© 2007 – Routledge
James Mussell reads nineteenth-century scientific debates in light of recent theoretical discussions of scientific writing to propose a new methodology for understanding the periodical press in terms of its movements in time and space. That there is no disjunction between text and object is already recognized in science studies, Mussell argues; however, this principle should also be extended to our understanding of print culture within its cultural context. He provides historical accounts of scientific controversy, documents references to time and space in the periodical press, and follows magazines and journals as they circulate through society to shed new light on the dissemination and distribution of periodicals, authorship and textual authority, and the role of mediation in material culture. Well-known writers like H. G. Wells and Arthur Conan Doyle are discovered in new contexts, while other authors, publishers, editors, and scientists are discussed for the first time. Mussell is persuasive in showing how his methodology increases our understanding of the process of transformation and translation that underpins the production of print and informs current debates about the status of digital publication and the preservation of archival material in electronic forms. Adding to the book's usefulness are an extended bibliography and a discussion of recent debates regarding digital publication.

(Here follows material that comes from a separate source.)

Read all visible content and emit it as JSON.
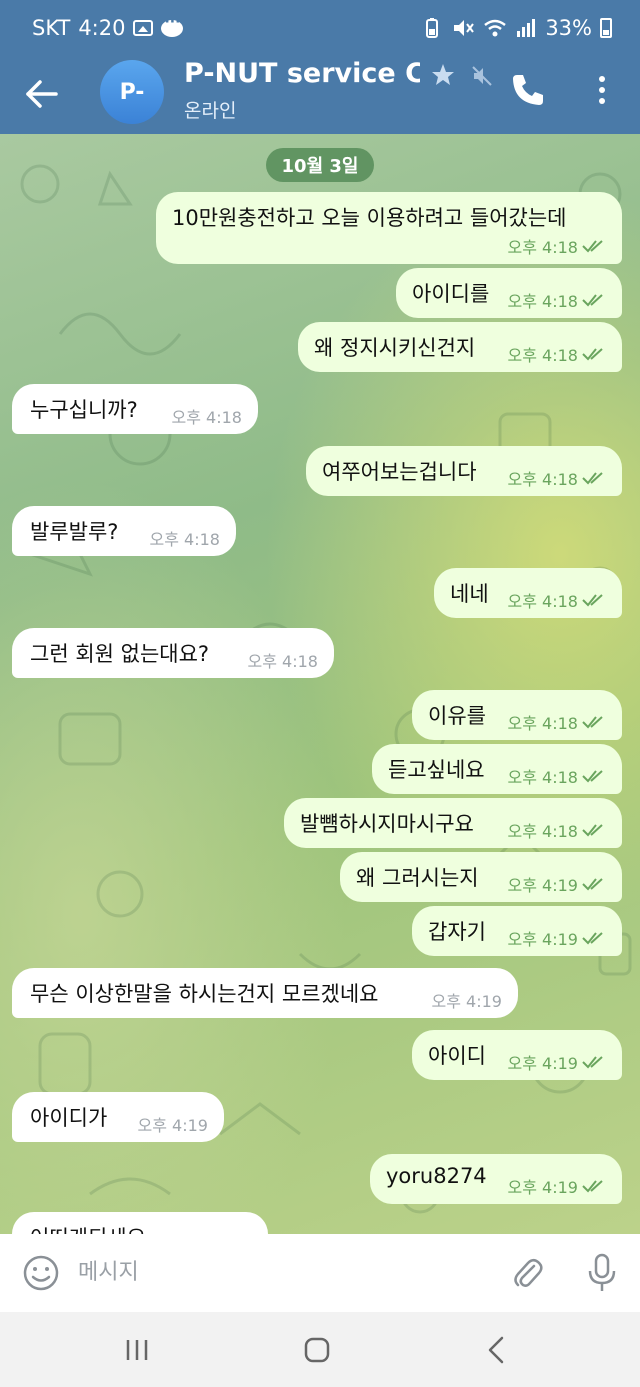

Contents: Preface; Introduction: 'Movable types'. Part 1 Spaces: Astronomy and the representation of space; The spectacular spaces of science and detection in the Strand Magazine. Part 2 Times: Representing the present; Discovery and the circulation of names; Periodicity and the rhythms of 19th-century science; Conclusions: 19th-century electricity in the electronic age; Bibliography; Index.
The series focuses primarily upon major authors and subjects within Romantic and Victorian literature. It also includes studies of other nineteenth-century British writers and issues, where these are matters of current debate, for example: biography and autobiography, journalism, periodical literature, travel writing, book production, gender, and noncanonical writing.